Dataset rows for apps and sites
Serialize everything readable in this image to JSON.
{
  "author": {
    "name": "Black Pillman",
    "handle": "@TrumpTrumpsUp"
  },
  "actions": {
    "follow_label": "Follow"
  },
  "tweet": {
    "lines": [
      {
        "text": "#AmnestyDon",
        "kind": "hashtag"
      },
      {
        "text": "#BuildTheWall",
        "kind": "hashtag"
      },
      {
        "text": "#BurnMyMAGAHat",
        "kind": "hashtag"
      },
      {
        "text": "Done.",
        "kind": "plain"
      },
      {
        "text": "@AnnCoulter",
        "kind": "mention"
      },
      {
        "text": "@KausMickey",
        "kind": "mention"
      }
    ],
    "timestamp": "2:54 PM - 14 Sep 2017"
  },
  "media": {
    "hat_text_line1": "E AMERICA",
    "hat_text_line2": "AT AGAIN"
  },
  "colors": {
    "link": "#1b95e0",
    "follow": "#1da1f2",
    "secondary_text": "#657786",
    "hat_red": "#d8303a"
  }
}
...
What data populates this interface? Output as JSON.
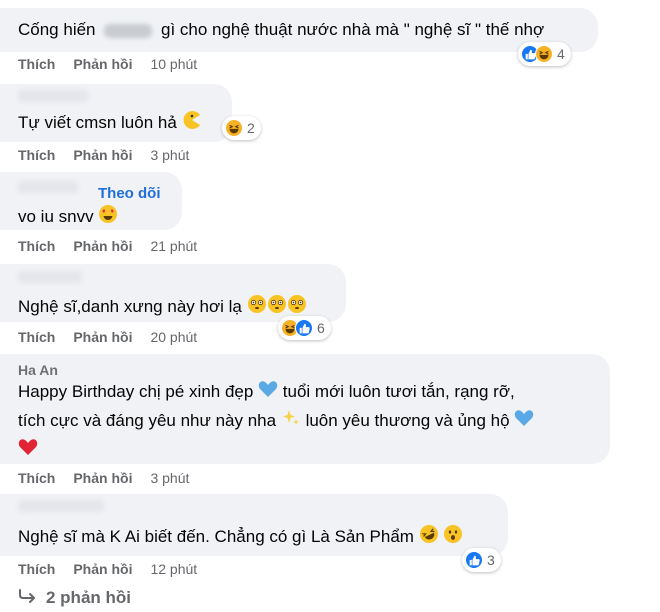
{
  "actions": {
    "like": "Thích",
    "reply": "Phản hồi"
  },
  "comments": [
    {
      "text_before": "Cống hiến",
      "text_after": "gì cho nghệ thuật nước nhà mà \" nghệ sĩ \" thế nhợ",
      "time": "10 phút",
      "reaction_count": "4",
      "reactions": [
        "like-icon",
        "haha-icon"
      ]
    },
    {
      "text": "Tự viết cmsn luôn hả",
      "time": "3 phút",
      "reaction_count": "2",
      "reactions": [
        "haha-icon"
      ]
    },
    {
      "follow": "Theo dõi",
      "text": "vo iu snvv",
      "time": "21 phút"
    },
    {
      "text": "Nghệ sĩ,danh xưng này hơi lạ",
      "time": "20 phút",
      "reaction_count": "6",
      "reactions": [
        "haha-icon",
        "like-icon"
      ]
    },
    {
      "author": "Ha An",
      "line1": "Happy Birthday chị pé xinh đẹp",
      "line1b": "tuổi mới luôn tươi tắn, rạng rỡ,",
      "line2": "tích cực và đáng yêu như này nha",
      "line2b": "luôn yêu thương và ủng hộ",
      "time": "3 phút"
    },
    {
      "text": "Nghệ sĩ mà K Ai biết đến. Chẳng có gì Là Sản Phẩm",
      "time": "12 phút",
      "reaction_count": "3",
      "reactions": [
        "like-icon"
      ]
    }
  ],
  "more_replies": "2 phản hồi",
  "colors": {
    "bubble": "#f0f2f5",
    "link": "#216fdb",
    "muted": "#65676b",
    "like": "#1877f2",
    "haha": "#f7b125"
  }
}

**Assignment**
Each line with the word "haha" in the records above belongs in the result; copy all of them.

**Exercise output**
        "haha-icon"
        "haha-icon"
        "haha-icon",
    "haha": "#f7b125"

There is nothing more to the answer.